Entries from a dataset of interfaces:
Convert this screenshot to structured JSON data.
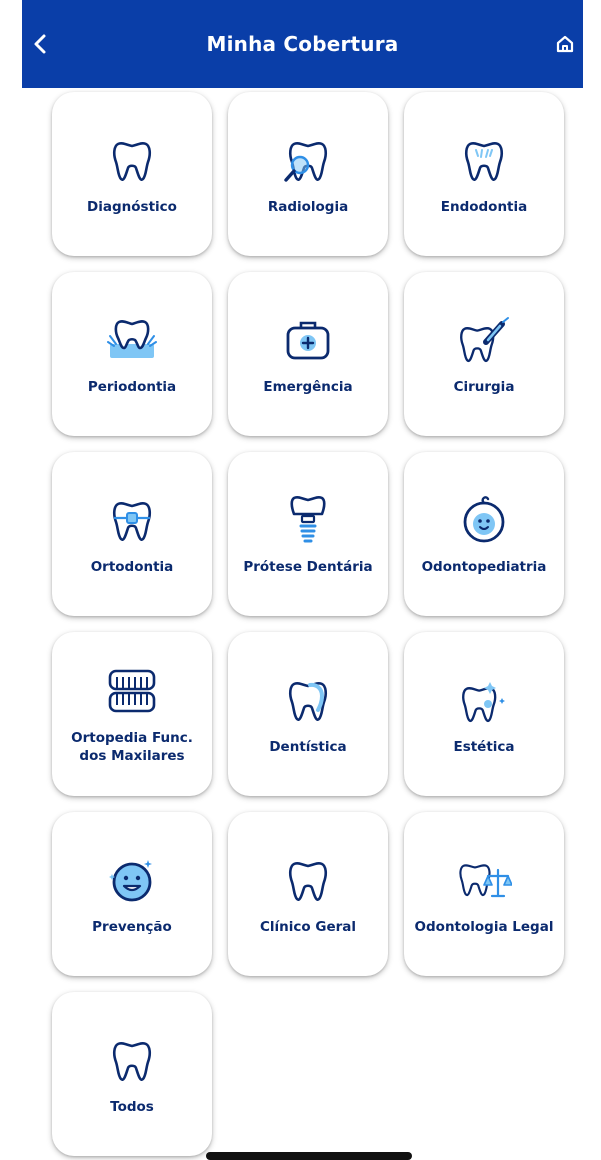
{
  "header": {
    "title": "Minha Cobertura",
    "back_icon": "chevron-left-icon",
    "home_icon": "home-icon",
    "background": "#0a3ea8"
  },
  "categories": [
    {
      "label": "Diagnóstico",
      "icon": "tooth-icon"
    },
    {
      "label": "Radiologia",
      "icon": "tooth-magnifier-icon"
    },
    {
      "label": "Endodontia",
      "icon": "tooth-roots-icon"
    },
    {
      "label": "Periodontia",
      "icon": "tooth-gum-icon"
    },
    {
      "label": "Emergência",
      "icon": "medical-kit-icon"
    },
    {
      "label": "Cirurgia",
      "icon": "tooth-scalpel-icon"
    },
    {
      "label": "Ortodontia",
      "icon": "tooth-braces-icon"
    },
    {
      "label": "Prótese Dentária",
      "icon": "tooth-implant-icon"
    },
    {
      "label": "Odontopediatria",
      "icon": "baby-face-icon"
    },
    {
      "label": "Ortopedia Func. dos Maxilares",
      "icon": "dentures-icon"
    },
    {
      "label": "Dentística",
      "icon": "tooth-restoration-icon"
    },
    {
      "label": "Estética",
      "icon": "tooth-sparkle-icon"
    },
    {
      "label": "Prevenção",
      "icon": "smile-face-icon"
    },
    {
      "label": "Clínico Geral",
      "icon": "tooth-outline-icon"
    },
    {
      "label": "Odontologia Legal",
      "icon": "tooth-scale-icon"
    },
    {
      "label": "Todos",
      "icon": "tooth-all-icon"
    }
  ],
  "colors": {
    "primary": "#0a3ea8",
    "icon_stroke": "#0b2a6e",
    "icon_accent": "#2f8fe6",
    "icon_light": "#7fc6f5",
    "label": "#0b2a6e"
  }
}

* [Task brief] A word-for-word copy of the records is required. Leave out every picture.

* [Worked solution]
Convert this screenshot to structured JSON data.
{
  "header": {
    "title": "Minha Cobertura",
    "back_icon": "chevron-left-icon",
    "home_icon": "home-icon",
    "background": "#0a3ea8"
  },
  "categories": [
    {
      "label": "Diagnóstico",
      "icon": "tooth-icon"
    },
    {
      "label": "Radiologia",
      "icon": "tooth-magnifier-icon"
    },
    {
      "label": "Endodontia",
      "icon": "tooth-roots-icon"
    },
    {
      "label": "Periodontia",
      "icon": "tooth-gum-icon"
    },
    {
      "label": "Emergência",
      "icon": "medical-kit-icon"
    },
    {
      "label": "Cirurgia",
      "icon": "tooth-scalpel-icon"
    },
    {
      "label": "Ortodontia",
      "icon": "tooth-braces-icon"
    },
    {
      "label": "Prótese Dentária",
      "icon": "tooth-implant-icon"
    },
    {
      "label": "Odontopediatria",
      "icon": "baby-face-icon"
    },
    {
      "label": "Ortopedia Func. dos Maxilares",
      "icon": "dentures-icon"
    },
    {
      "label": "Dentística",
      "icon": "tooth-restoration-icon"
    },
    {
      "label": "Estética",
      "icon": "tooth-sparkle-icon"
    },
    {
      "label": "Prevenção",
      "icon": "smile-face-icon"
    },
    {
      "label": "Clínico Geral",
      "icon": "tooth-outline-icon"
    },
    {
      "label": "Odontologia Legal",
      "icon": "tooth-scale-icon"
    },
    {
      "label": "Todos",
      "icon": "tooth-all-icon"
    }
  ],
  "colors": {
    "primary": "#0a3ea8",
    "icon_stroke": "#0b2a6e",
    "icon_accent": "#2f8fe6",
    "icon_light": "#7fc6f5",
    "label": "#0b2a6e"
  }
}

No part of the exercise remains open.